In addition to the traditional residential, commercial and industrial zones often found in euclidean zoning, the City’s new zoning code introduces a variety of special purpose zones designed to accommodate specific blends of uses. Zones such as Transit Oriented Development, Office Residential, Educational Campus, Medical Campus, and Port Covington, among others, are intended to provide more appropriate parameters for development and uses in areas of Baltimore City which are defined by particular uses or institutions (e.g. transit hubs, medical campuses). In addition to these specialized zones, the new zoning code provides for transitional zones to supplement the traditional zoning categories in areas of the Baltimore City where industrial or commercial areas abut residential neighborhoods. The transitional zones are designed to foster a more diverse mixture of uses which will more seamlessly integrate into areas where diverse zones and uses are adjacent to one another.
Another element of the new code is the introduction of new development Manuals, specifically, the (1) Design Guidelines Manual (http://planning.baltimorecity.gov/sites/default/files/DesignGuidelinesManual.pdf); (2) Landscape Manual (http://planning.baltimorecity.gov/sites/default/files/LandscapeManual.pdf) ; and (3) Site Plan Review Manual (http://planning.baltimorecity.gov/sites/default/files/SitePlanReviewManual.pdf). These Manuals provide standards for development in Baltimore City which serve as a supplement to the underlying zoning code. The Manuals are still in draft form, but they have been presented to the Baltimore City Planning Commission for review and approval. They are scheduled for vote by the Planning Commission on May 23rd.
There is an amendment bill which passed 3rd Reader by the City Council on May 8, 2017 (City Council Bill No. 17-0021). The bill is intended to fix clerical, non-substantive errors that were contained in the TransForm Baltimore Bill passed in December. We anticipate more substantive amendments to the new zoning code. We will be monitoring these bills along with the general transition to the new zoning code. Please feel free to reach out to us with questions regarding the implementation or application of the new zoning code.
The current version of the new code can be found here: http://legislativereference.baltimorecity.gov/sites/default/files/Art%2032%20-%20Zoning%20%28As%20Enacted%29%20%282%29.pdf

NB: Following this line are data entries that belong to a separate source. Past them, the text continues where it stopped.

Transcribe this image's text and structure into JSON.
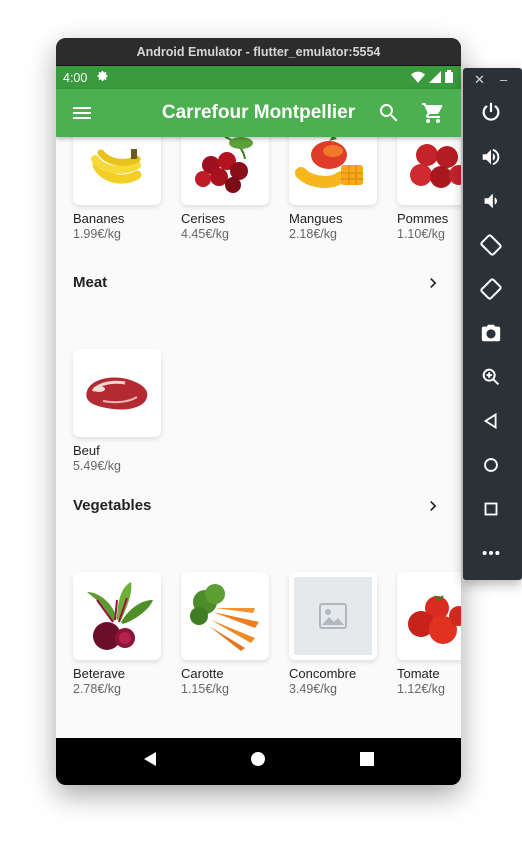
{
  "window": {
    "title": "Android Emulator - flutter_emulator:5554"
  },
  "statusbar": {
    "time": "4:00"
  },
  "appbar": {
    "title": "Carrefour Montpellier"
  },
  "sections": {
    "fruits": {
      "products": [
        {
          "name": "Bananes",
          "price": "1.99€/kg"
        },
        {
          "name": "Cerises",
          "price": "4.45€/kg"
        },
        {
          "name": "Mangues",
          "price": "2.18€/kg"
        },
        {
          "name": "Pommes",
          "price": "1.10€/kg"
        }
      ]
    },
    "meat": {
      "title": "Meat",
      "products": [
        {
          "name": "Beuf",
          "price": "5.49€/kg"
        }
      ]
    },
    "vegetables": {
      "title": "Vegetables",
      "products": [
        {
          "name": "Beterave",
          "price": "2.78€/kg"
        },
        {
          "name": "Carotte",
          "price": "1.15€/kg"
        },
        {
          "name": "Concombre",
          "price": "3.49€/kg"
        },
        {
          "name": "Tomate",
          "price": "1.12€/kg"
        }
      ]
    }
  },
  "icons": {
    "status": [
      "gear-icon",
      "wifi-icon",
      "signal-icon",
      "battery-icon"
    ],
    "appbar": [
      "menu-icon",
      "search-icon",
      "cart-icon"
    ],
    "navbar": [
      "back-icon",
      "home-icon",
      "recents-icon"
    ],
    "sidepanel": [
      "close-icon",
      "minimize-icon",
      "power-icon",
      "volume-up-icon",
      "volume-down-icon",
      "rotate-left-icon",
      "rotate-right-icon",
      "camera-icon",
      "zoom-icon",
      "back-icon",
      "home-icon",
      "overview-icon",
      "more-icon"
    ]
  },
  "colors": {
    "appbar": "#4caf50",
    "statusbar": "#3a9a3e",
    "background": "#fafafa"
  }
}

The new maps can be found here: http://planning.baltimorecity.gov/sites/default/files/cb12-0152-3rdMaps.pdf and http://baltplanning.maps.arcgis.com/apps/View/index.html?appid=ee6d6724178f44898dd546decfbdd0b2